By Rob Mitchum // October 1, 2014
Last week, the Urban Center for Computation and Dataunveiled the alpha version of Plenario, a new online portal for accessing, combining, visualizing, and downloading datasets from cities, states, and other sources. With an emphasis on uniting datasets through their space and time coordinates, the platform makes it much easier for researchers, government analysts, journalists, developers and other users to choose an area of interest and view all the data available at that location.
Last week, the debut of Plenario was celebrated at the Code For America Summit in San Francisco, where UrbanCCD fellow Brett Goldstein discussed the origins of Plenario and demonstrated how the platform can help people who work with city data get past the spreadsheet barrier.
The project was also covered by Chicago Magazine’s Whet Moser, who highlighted the effectiveness of Plenario on solving a particular Chicago problem — the legendarily hazy boundaries of neighborhoods, and their lack of alignment with the “community areas” used in many city datasets.

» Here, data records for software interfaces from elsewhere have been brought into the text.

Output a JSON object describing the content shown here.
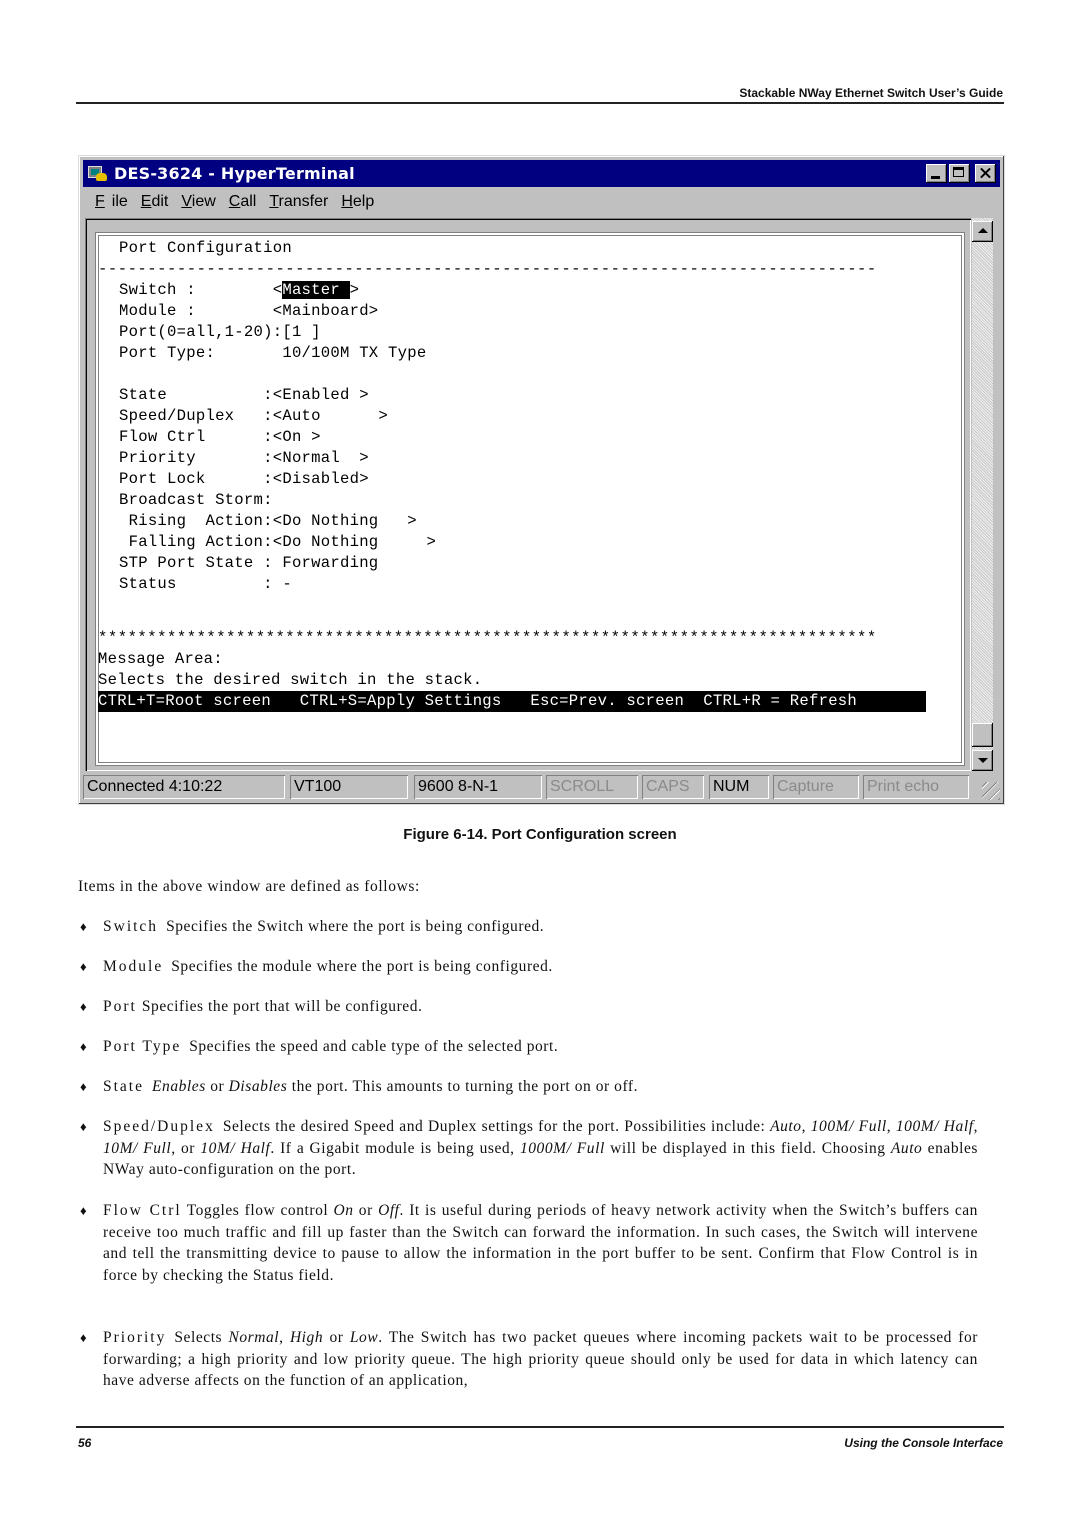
{
  "page": {
    "header_title": "Stackable NWay Ethernet Switch User’s Guide",
    "footer_page_number": "56",
    "footer_section": "Using the Console Interface",
    "figure_caption": "Figure 6-14.  Port Configuration screen"
  },
  "window": {
    "title": "DES-3624 - HyperTerminal",
    "menu": [
      {
        "label": "File",
        "accel": "F",
        "rest": "ile"
      },
      {
        "label": "Edit",
        "accel": "E",
        "rest": "dit"
      },
      {
        "label": "View",
        "accel": "V",
        "rest": "iew"
      },
      {
        "label": "Call",
        "accel": "C",
        "rest": "all"
      },
      {
        "label": "Transfer",
        "accel": "T",
        "rest": "ransfer"
      },
      {
        "label": "Help",
        "accel": "H",
        "rest": "elp"
      }
    ],
    "controls": {
      "minimize": "minimize",
      "maximize": "maximize",
      "close": "close"
    }
  },
  "terminal": {
    "heading": "Port Configuration",
    "dash_rule": "-------------------------------------------------------------------------------",
    "switch_label": "Switch :        <",
    "switch_value": "Master ",
    "switch_suffix": ">",
    "module_line": "Module :        <Mainboard>",
    "port_line": "Port(0=all,1-20):[1 ]",
    "port_type_line": "Port Type:       10/100M TX Type",
    "fields": [
      "State          :<Enabled >",
      "Speed/Duplex   :<Auto      >",
      "Flow Ctrl      :<On >",
      "Priority       :<Normal  >",
      "Port Lock      :<Disabled>",
      "Broadcast Storm:",
      " Rising  Action:<Do Nothing   >",
      " Falling Action:<Do Nothing     >",
      "STP Port State : Forwarding",
      "Status         : -"
    ],
    "star_rule": "*******************************************************************************",
    "message_area_label": "Message Area:",
    "message": "Selects the desired switch in the stack.",
    "keybar": "CTRL+T=Root screen   CTRL+S=Apply Settings   Esc=Prev. screen  CTRL+R = Refresh"
  },
  "statusbar": {
    "connected": "Connected 4:10:22",
    "emulation": "VT100",
    "port_settings": "9600 8-N-1",
    "scroll": "SCROLL",
    "caps": "CAPS",
    "num": "NUM",
    "capture": "Capture",
    "print_echo": "Print echo"
  },
  "body": {
    "intro": "Items in the above window are defined as follows:",
    "items": [
      {
        "term": "Switch",
        "text": "Specifies the Switch where the port is being configured."
      },
      {
        "term": "Module",
        "text": "Specifies the module where the port is being configured."
      },
      {
        "term": "Port",
        "text": "Specifies the port that will be configured."
      },
      {
        "term": "Port Type",
        "text": "Specifies the speed and cable type of the selected port."
      },
      {
        "term": "State",
        "parts": [
          "Enables",
          " or ",
          "Disables",
          " the port. This amounts to turning the port on or off."
        ]
      },
      {
        "term": "Speed/Duplex",
        "parts": [
          "Selects the desired Speed and Duplex settings for the port. Possibilities include: ",
          "Auto",
          ", ",
          "100M/ Full",
          ", ",
          "100M/ Half",
          ", ",
          "10M/ Full",
          ", or ",
          "10M/ Half",
          ". If a Gigabit module is being used, ",
          "1000M/ Full",
          " will be displayed in this field. Choosing ",
          "Auto",
          " enables NWay auto-configuration on the port."
        ]
      },
      {
        "term": "Flow Ctrl",
        "parts": [
          "Toggles flow control ",
          "On",
          " or ",
          "Off",
          ". It is useful during periods of heavy network activity when the Switch’s buffers can receive too much traffic and fill up faster than the Switch can forward the information. In such cases, the Switch will intervene and tell the transmitting device to pause to allow the information in the port buffer to be sent. Confirm that Flow Control is in force by checking the Status field."
        ]
      },
      {
        "term": "Priority",
        "parts": [
          "Selects ",
          "Normal",
          ", ",
          "High",
          " or ",
          "Low",
          ". The Switch has two packet queues where incoming packets wait to be processed for forwarding; a high priority and low priority queue. The high priority queue should only be used for data in which latency can have adverse affects on the function of an application,"
        ]
      }
    ]
  }
}
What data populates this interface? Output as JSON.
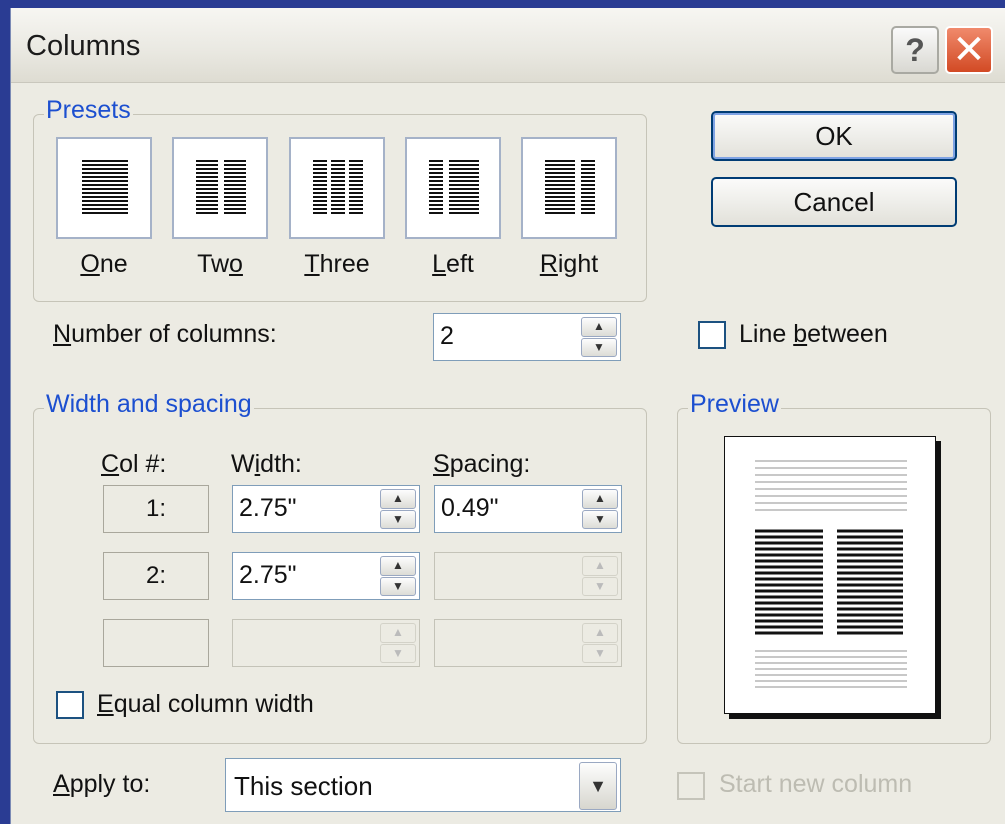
{
  "dialog": {
    "title": "Columns",
    "help_glyph": "?",
    "close_glyph": "✕"
  },
  "presets": {
    "label": "Presets",
    "items": [
      {
        "key": "O",
        "rest": "ne"
      },
      {
        "pre": "Tw",
        "key": "o",
        "rest": ""
      },
      {
        "pre": "",
        "key": "T",
        "rest": "hree"
      },
      {
        "pre": "",
        "key": "L",
        "rest": "eft"
      },
      {
        "pre": "",
        "key": "R",
        "rest": "ight"
      }
    ]
  },
  "buttons": {
    "ok": "OK",
    "cancel": "Cancel"
  },
  "number_of_columns": {
    "key": "N",
    "rest": "umber of columns:",
    "value": "2"
  },
  "line_between": {
    "pre": "Line ",
    "key": "b",
    "rest": "etween",
    "checked": false
  },
  "width_spacing": {
    "label": "Width and spacing",
    "col_header_key": "C",
    "col_header_rest": "ol #:",
    "width_header_pre": "W",
    "width_header_key": "i",
    "width_header_rest": "dth:",
    "spacing_header_key": "S",
    "spacing_header_rest": "pacing:",
    "rows": [
      {
        "col": "1:",
        "width": "2.75\"",
        "spacing": "0.49\""
      },
      {
        "col": "2:",
        "width": "2.75\"",
        "spacing": ""
      },
      {
        "col": "",
        "width": "",
        "spacing": ""
      }
    ]
  },
  "equal_width": {
    "key": "E",
    "rest": "qual column width",
    "checked": false
  },
  "preview": {
    "label": "Preview"
  },
  "apply_to": {
    "key": "A",
    "rest": "pply to:",
    "value": "This section"
  },
  "start_new_column": {
    "label": "Start new column",
    "checked": false,
    "enabled": false
  },
  "colors": {
    "group_label": "#1c4fd0",
    "dialog_bg": "#ecebe3",
    "desktop_bg": "#2a3c93"
  }
}
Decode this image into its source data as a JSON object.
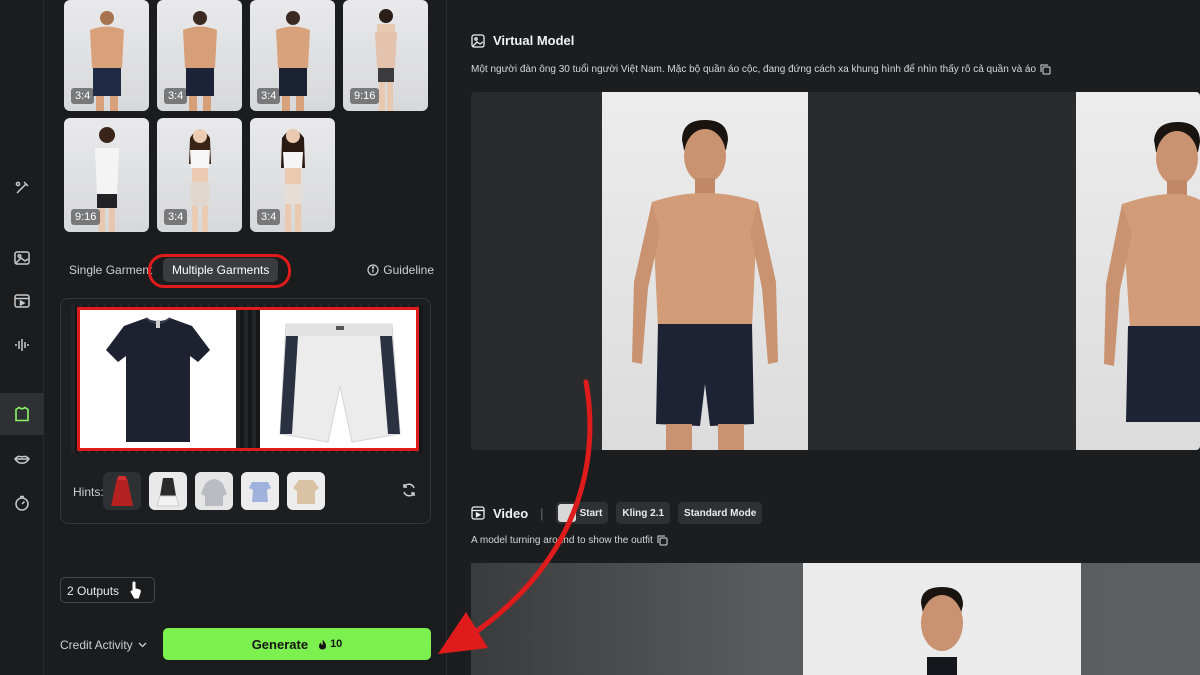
{
  "rail": {
    "icons": [
      "magic-wand-icon",
      "image-icon",
      "video-clip-icon",
      "audio-wave-icon",
      "tshirt-icon",
      "lips-icon",
      "timer-icon"
    ]
  },
  "models": {
    "thumbs": [
      {
        "ratio": "3:4",
        "type": "male-model"
      },
      {
        "ratio": "3:4",
        "type": "male-model"
      },
      {
        "ratio": "3:4",
        "type": "male-model"
      },
      {
        "ratio": "9:16",
        "type": "female-model"
      },
      {
        "ratio": "9:16",
        "type": "female-model"
      },
      {
        "ratio": "3:4",
        "type": "female-model"
      },
      {
        "ratio": "3:4",
        "type": "female-model"
      }
    ]
  },
  "garment_tabs": {
    "single": "Single Garment",
    "multiple": "Multiple Garments",
    "guideline": "Guideline"
  },
  "garments": {
    "items": [
      "black-shirt",
      "white-shorts"
    ]
  },
  "hints": {
    "label": "Hints:",
    "items": [
      "red-dress",
      "dark-dress",
      "grey-hoodie",
      "blue-top",
      "beige-shirt"
    ]
  },
  "outputs": {
    "label": "2 Outputs"
  },
  "credit": {
    "label": "Credit Activity"
  },
  "generate": {
    "label": "Generate",
    "cost": "10"
  },
  "virtual_model": {
    "title": "Virtual Model",
    "prompt": "Một người đàn ông 30 tuổi người Việt Nam. Mặc bộ quần áo cộc, đang đứng cách xa khung hình để nhìn thấy rõ cả quần và áo"
  },
  "video": {
    "title": "Video",
    "chips": [
      "Start",
      "Kling 2.1",
      "Standard Mode"
    ],
    "prompt": "A model turning around to show the outfit"
  },
  "colors": {
    "accent": "#7cf04f",
    "highlight_red": "#e01b1b",
    "panel_bg": "#1b1c1e"
  }
}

Going back almost 20 years to Citizen ICAM, the city’s long been on the forefront of collecting data about itself and offering it up to the public to parse. The city’s Data Portal is a great example—immense amounts of data freely available in useful forms. But it still has its limitations. Chicago’s a city of neighborhoods, but the data about itself usually comes sliced by community area, ward, police beat, and so forth. Much of it is geolocated, but pulling out that data to reflect the city as it’s lived by its residents, instead of as divided by sociologists many decades ago, is time-consuming.
Moser demonstrates how Plenario gets around that problem — and its potential for data journalism and community usage — with examples looking at crime and business licenses in Ukranian Village, Logan Square, and Humboldt Park.
Another story, by WBEZ’s Chris Hagan, talked to Goldstein while en route to his Code for America talk about his ambitions for Plenario: “I don’t want data to be hard to use. I want people to focus on the information. By bringing it together, making it easy and doing the hard work on the underbelly, I hope we’ve done this.” You can listen to the radio segment below, and also read a full transcript of the interview.